As the cSMAC forms, integrins such as LFA1 accumulate in the region around it, forming an adhesion ring that is known as the peripheral SMAC (pSMAC). This `bulls-eye' pattern of pSMAC surrounding cSMAC, which has been called the `mature immunological synapse', can persist for hours (Bromley et al., 2001). During this sustained phase, microclusters that contain activated TCR complexes continue to form in the pSMAC and are trafficked towards the center. Signals that are derived from these peripheral microclusters are thought to be essential for promoting sustained TCR signaling that lead to full T-cell activation (Varma et al., 2006).

Immunological synapse formation is accompanied by the polarization of the T-cell MTOC to the region just beneath the APC. This sets up an axis of polarity that plays a crucial role in T-cell function (Huse et al., 2008). MTOC reorientation enables the T cell to release cytotoxic factors and cytokines toward the APC in a directional manner, thereby maintaining the specificity of secretory responses. In addition, recent work has suggested that MTOC reorientation is required to orient the T cell for asymmetric cell division, which might be important for the development of T-cell memory (Chang et al., 2007). Hence, the immunological synapse profoundly affects both TCR signals as well as the effector responses that result from those signals.
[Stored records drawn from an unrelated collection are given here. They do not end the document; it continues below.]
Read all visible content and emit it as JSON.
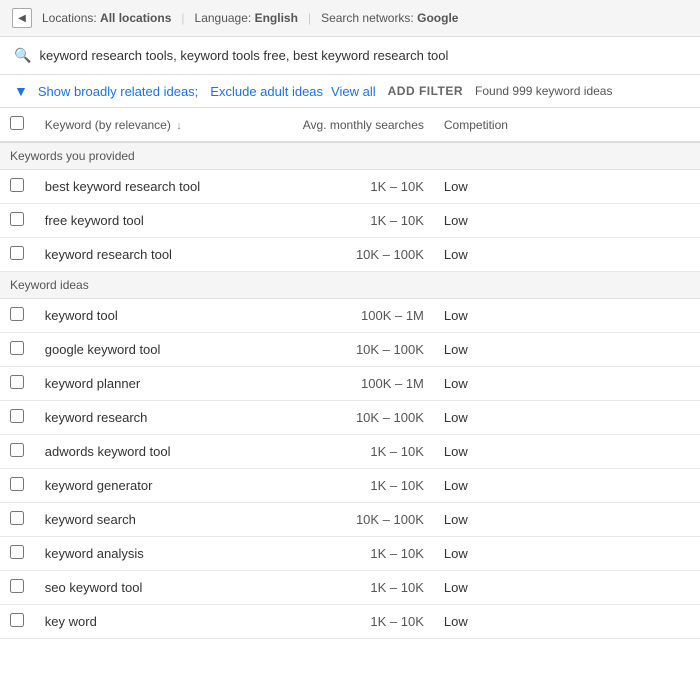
{
  "topbar": {
    "back_label": "◀",
    "locations_label": "Locations:",
    "locations_value": "All locations",
    "language_label": "Language:",
    "language_value": "English",
    "networks_label": "Search networks:",
    "networks_value": "Google"
  },
  "search": {
    "query": "keyword research tools, keyword tools free, best keyword research tool",
    "placeholder": "keyword research tools, keyword tools free, best keyword research tool"
  },
  "filters": {
    "show_broadly": "Show broadly related ideas;",
    "exclude_adult": "Exclude adult ideas",
    "view_all": "View all",
    "add_filter": "ADD FILTER",
    "found_text": "Found 999 keyword ideas"
  },
  "table": {
    "col_keyword": "Keyword (by relevance)",
    "col_avg": "Avg. monthly searches",
    "col_competition": "Competition",
    "sections": [
      {
        "section_label": "Keywords you provided",
        "rows": [
          {
            "keyword": "best keyword research tool",
            "avg": "1K – 10K",
            "competition": "Low"
          },
          {
            "keyword": "free keyword tool",
            "avg": "1K – 10K",
            "competition": "Low"
          },
          {
            "keyword": "keyword research tool",
            "avg": "10K – 100K",
            "competition": "Low"
          }
        ]
      },
      {
        "section_label": "Keyword ideas",
        "rows": [
          {
            "keyword": "keyword tool",
            "avg": "100K – 1M",
            "competition": "Low"
          },
          {
            "keyword": "google keyword tool",
            "avg": "10K – 100K",
            "competition": "Low"
          },
          {
            "keyword": "keyword planner",
            "avg": "100K – 1M",
            "competition": "Low"
          },
          {
            "keyword": "keyword research",
            "avg": "10K – 100K",
            "competition": "Low"
          },
          {
            "keyword": "adwords keyword tool",
            "avg": "1K – 10K",
            "competition": "Low"
          },
          {
            "keyword": "keyword generator",
            "avg": "1K – 10K",
            "competition": "Low"
          },
          {
            "keyword": "keyword search",
            "avg": "10K – 100K",
            "competition": "Low"
          },
          {
            "keyword": "keyword analysis",
            "avg": "1K – 10K",
            "competition": "Low"
          },
          {
            "keyword": "seo keyword tool",
            "avg": "1K – 10K",
            "competition": "Low"
          },
          {
            "keyword": "key word",
            "avg": "1K – 10K",
            "competition": "Low"
          }
        ]
      }
    ]
  }
}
Our understanding of immunological synapse structure and function is still in flux. For example, recent work has indicated that CD28 and PKCθ accumulate in a previously uncharacterized area of the cSMAC that might have an important role in costimulation (Yokosuka et al., 2008). As additional synapse subdomains are identified and characterized in the coming years, we will no doubt have to revise our current notions of immunological synapse function.


Over the past 20 years, we have made tremendous progress in our understanding of the signals that regulate T-cell activation. Most of the relevant signaling effectors have been identified and organized into defined pathways. Despite this progress, however, it remains unclear precisely how these pathways work together to elicit the complex cellular responses we observe.

Future progress will require higher resolution mechanistic experiments that focus on both the cell biology and biochemistry of cellular responses. The recent discovery of signaling microclusters provides a good example of how quantitative image analysis, when applied appropriately, can transform the field. These studies, however, must be coupled with computational methods to model T-cell responses. The TCR signaling network is far too complex to be understood intuitively. Models that account for this complexity will be instrumental, not only in helping us make sense of what we see, but also in devising testable predictions of how the system might act under different conditions.